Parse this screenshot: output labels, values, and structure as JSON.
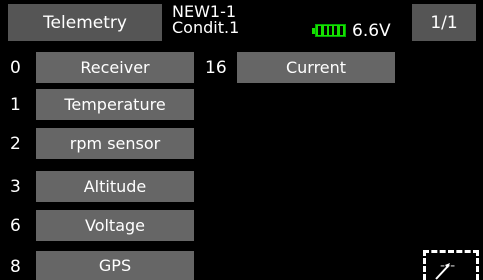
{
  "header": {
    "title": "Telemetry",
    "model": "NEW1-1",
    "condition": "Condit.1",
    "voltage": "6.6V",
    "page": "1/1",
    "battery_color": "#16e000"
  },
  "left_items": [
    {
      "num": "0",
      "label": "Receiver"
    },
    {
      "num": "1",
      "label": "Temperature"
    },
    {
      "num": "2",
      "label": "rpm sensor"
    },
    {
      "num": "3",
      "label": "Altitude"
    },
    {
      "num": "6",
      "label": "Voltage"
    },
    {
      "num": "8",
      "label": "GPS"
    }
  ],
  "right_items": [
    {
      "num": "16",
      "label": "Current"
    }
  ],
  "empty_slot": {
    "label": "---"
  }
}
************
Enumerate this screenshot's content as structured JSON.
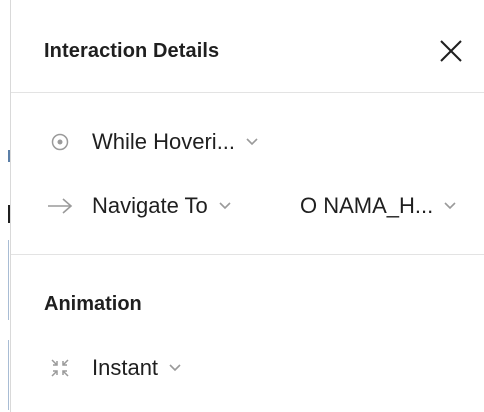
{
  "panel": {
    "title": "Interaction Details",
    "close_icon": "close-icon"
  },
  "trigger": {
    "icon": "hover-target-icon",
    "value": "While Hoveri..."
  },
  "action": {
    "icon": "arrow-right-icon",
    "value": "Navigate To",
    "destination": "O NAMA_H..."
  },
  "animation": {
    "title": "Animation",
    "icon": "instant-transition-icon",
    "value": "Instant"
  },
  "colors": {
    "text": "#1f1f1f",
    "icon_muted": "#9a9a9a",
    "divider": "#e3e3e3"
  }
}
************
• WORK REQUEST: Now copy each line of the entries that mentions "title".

• RESPONSE TO THE TASK:
    "title": "Telemetry",
    "title": "Interaction Details",
    "title": "Animation",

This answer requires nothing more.